Our lessons were about Jesus and His love for us, God and His grace and The Holy Ghost and His particular interest in our denomination. We were taught that these persons were one person, but The Holy Ghost was the one you could really get ahold of.
It was hard to distinguish the difference, but rings and necklaces were ornamental jewelry. Watches and brooches didn’t count. You couldn’t even wear a wedding ring in those days. We couldn’t go to bowling alleys or theaters. There was the big ten and then we had twenty-nine really important teachings right after that. In those days, a lot of denominations were competing for exclusivity. There was The-First-This-Or-That and then there was a whole bunch of One-And-Onlys. We were one of those. I felt really lucky to have picked the one church that Jesus was actually coming back for. I had no idea.
The sermons were powerful. The preachers would really work up a sweat and I thought they were really mad sometimes. Maybe they were. They’d pound the podium and stomp their feet. It would get your attention. We were all looking for a deeper experience and this seemed to be a step in the right direction. The old timers had obviously gotten ahold of The Holy Ghost. I’ll have what he’s having.

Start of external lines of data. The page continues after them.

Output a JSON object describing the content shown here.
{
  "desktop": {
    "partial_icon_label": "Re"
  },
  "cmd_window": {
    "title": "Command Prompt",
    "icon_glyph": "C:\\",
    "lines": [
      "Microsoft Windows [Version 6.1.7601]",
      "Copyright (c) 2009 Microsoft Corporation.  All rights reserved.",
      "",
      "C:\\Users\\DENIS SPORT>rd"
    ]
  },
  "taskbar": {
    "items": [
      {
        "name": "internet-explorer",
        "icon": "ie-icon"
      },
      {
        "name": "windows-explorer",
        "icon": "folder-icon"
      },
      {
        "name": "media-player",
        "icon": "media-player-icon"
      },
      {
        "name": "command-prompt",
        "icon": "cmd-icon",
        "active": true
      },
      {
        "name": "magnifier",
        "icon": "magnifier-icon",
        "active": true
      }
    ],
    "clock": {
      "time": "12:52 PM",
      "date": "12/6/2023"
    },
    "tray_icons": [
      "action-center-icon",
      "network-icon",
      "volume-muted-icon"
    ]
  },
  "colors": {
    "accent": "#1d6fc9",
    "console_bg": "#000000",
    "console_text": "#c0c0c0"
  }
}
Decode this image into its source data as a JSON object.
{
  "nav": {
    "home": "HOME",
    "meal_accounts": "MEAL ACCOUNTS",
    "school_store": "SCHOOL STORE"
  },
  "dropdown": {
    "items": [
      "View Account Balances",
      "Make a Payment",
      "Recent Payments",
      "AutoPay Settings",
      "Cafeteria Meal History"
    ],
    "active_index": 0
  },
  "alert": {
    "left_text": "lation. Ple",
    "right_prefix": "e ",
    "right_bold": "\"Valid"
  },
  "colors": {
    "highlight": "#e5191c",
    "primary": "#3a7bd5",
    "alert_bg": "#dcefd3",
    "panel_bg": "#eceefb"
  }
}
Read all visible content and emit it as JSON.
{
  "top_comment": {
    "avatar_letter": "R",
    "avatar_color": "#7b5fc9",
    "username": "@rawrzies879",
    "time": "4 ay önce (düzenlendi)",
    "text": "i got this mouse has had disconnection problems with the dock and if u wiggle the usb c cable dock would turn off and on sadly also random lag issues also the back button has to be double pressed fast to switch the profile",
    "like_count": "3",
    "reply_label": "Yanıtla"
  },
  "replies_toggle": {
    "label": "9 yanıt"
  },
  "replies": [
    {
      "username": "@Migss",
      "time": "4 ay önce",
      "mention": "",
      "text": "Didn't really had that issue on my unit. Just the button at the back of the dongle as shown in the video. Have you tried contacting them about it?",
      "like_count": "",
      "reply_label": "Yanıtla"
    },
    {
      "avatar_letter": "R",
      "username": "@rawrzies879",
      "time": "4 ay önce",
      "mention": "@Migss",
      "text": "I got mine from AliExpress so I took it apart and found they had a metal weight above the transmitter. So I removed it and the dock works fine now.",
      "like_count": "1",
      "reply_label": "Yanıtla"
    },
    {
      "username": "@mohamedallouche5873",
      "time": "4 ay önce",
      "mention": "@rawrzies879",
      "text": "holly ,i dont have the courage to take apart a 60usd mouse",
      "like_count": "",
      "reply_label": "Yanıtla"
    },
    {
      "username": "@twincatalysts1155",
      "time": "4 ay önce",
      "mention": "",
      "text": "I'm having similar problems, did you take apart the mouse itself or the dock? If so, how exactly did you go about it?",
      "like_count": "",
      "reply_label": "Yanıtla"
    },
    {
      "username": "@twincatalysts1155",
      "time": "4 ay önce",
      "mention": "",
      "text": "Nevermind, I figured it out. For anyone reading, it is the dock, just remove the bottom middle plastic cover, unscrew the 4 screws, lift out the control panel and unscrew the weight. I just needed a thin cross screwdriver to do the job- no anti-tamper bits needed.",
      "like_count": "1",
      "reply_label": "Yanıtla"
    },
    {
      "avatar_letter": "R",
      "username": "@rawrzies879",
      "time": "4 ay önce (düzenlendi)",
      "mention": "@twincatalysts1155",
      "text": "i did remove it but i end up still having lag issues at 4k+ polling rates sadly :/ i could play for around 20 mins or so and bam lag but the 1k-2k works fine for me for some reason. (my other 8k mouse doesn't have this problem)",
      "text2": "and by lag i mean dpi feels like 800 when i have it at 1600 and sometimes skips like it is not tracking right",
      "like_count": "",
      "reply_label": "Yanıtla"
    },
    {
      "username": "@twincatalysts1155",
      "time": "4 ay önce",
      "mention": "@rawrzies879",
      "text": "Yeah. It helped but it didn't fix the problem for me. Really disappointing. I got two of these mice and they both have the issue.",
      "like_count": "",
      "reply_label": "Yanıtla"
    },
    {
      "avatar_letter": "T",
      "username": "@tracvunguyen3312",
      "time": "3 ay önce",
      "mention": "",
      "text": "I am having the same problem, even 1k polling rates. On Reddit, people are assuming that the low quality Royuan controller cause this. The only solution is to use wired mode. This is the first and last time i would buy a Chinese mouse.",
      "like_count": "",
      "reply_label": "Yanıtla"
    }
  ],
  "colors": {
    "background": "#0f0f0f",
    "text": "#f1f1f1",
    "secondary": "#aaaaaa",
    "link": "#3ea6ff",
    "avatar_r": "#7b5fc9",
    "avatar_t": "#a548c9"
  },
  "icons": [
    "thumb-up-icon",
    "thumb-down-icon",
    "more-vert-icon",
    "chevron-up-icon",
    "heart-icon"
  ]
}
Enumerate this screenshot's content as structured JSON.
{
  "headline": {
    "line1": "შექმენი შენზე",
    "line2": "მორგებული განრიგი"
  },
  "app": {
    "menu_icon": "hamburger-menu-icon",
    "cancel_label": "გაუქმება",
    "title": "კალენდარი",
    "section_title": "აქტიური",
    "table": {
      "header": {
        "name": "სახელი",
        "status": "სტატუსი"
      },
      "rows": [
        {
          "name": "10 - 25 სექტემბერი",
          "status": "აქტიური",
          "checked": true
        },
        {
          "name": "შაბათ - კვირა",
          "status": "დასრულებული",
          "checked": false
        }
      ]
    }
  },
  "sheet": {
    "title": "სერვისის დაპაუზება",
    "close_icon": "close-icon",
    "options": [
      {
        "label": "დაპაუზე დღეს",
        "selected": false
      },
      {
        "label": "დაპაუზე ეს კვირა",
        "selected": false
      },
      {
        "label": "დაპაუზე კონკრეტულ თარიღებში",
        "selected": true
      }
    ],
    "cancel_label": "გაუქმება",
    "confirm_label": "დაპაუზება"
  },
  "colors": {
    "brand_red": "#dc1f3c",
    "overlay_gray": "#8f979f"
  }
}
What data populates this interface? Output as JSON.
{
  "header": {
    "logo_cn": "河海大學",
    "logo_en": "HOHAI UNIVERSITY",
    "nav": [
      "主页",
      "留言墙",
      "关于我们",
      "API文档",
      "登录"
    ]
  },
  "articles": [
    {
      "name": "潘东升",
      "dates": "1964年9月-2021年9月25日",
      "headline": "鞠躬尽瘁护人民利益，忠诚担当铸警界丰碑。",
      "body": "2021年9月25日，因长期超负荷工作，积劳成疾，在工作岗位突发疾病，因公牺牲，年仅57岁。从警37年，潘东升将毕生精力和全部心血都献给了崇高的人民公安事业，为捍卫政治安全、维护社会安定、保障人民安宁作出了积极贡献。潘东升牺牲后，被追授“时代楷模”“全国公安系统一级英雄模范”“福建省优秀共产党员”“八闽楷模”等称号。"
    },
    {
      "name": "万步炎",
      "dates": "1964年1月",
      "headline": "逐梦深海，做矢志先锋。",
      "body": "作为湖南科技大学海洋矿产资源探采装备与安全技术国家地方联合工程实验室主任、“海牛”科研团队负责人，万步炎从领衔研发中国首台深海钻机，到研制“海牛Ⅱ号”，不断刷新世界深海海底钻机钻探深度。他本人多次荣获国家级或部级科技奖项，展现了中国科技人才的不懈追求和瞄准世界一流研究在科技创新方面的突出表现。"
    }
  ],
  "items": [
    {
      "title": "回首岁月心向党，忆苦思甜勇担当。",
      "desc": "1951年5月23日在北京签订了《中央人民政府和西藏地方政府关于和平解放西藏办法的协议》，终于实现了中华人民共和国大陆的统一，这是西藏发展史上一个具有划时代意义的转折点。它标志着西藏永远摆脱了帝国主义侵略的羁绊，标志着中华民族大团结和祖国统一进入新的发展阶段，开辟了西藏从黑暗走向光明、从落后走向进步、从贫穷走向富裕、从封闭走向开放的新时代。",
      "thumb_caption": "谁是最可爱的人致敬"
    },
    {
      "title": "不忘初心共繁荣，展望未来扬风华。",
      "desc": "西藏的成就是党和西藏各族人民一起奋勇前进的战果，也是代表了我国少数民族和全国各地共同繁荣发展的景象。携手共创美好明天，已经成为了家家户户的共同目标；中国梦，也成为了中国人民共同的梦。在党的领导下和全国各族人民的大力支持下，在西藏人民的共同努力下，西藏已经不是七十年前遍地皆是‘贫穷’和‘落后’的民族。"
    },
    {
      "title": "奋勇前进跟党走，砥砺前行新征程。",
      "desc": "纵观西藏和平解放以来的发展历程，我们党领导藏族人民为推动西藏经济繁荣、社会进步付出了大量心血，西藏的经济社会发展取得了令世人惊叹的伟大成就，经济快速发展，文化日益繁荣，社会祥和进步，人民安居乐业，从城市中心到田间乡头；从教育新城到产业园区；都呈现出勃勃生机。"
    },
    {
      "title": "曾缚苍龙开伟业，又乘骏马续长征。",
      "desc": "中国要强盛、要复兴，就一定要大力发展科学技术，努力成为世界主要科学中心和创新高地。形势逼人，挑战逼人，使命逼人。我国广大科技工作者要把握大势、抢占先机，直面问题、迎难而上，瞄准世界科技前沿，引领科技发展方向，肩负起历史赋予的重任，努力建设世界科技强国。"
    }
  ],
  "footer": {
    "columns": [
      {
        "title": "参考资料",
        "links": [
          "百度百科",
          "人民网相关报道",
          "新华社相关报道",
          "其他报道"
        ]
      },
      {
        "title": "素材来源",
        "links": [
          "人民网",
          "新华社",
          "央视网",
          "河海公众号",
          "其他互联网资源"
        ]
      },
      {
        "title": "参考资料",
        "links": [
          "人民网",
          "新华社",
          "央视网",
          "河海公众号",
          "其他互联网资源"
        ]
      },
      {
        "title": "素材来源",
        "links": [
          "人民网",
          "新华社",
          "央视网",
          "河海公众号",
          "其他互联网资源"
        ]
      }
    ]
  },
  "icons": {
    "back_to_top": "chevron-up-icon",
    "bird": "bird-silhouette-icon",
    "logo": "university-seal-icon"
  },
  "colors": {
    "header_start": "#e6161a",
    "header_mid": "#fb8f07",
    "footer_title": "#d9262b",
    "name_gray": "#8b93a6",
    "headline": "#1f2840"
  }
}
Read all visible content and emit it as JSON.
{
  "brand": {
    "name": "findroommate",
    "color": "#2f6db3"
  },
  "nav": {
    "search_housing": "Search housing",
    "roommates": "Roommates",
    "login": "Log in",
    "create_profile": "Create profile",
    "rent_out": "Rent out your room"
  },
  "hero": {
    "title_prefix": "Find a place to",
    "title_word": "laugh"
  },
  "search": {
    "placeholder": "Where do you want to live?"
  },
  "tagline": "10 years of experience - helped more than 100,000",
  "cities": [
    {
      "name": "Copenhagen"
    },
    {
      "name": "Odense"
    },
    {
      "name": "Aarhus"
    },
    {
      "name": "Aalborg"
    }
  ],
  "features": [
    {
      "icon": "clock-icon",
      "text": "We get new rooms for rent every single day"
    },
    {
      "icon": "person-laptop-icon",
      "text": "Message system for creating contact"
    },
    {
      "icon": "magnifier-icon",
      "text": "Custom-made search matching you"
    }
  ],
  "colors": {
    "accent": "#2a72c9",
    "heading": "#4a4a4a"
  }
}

As I grew up, I began to challenge some of the old doctrine. I had met some people who had never even heard of our church and thought they were a genuine part of The Body of Christ. I got in a few arguments about it and lost them all. I finally withdrew my membership when I was 28 years old. A friend was going through a difficult divorce and the pastor wanted to discuss her rights to fellowship with our church. This happened during a business meeting on a Wednesday night in 1992. I didn’t want to judge another person. That was nearly twenty years ago and I still feel the same way.
How often we get it wrong. Sometimes, we get it all wrong. To me, it seems that this is how we eventually get it right. The first time I ever wore a necklace, I felt self inflicted conviction. I thought it was a sin. It took a while for me to accept people who didn’t believe the way I did.
“I was young and now I am old, yet I have never seen the righteous forsaken or their children begging bread.” Psalm 37:25.
I was young when we were climbing in the back seat of that ’58 Chevy. Now I am old. I’ll tell you what stands out in that black and white memory: It’s my dad’s pressed shirt and shiny hair. It’s mama singing hymns all the way back home. It’s the orange vinyl seat. It’s a big meal and a big crowd at grandma’s house. It’s the red clay driveway and the tiny, cinderblock house. It’s the woods and the creek. It’s my brothers and my sister. We have not been forsaken.
I have a favorite tune from those days; it’s the clink and the clunk that daddy made with his Zippo lighter.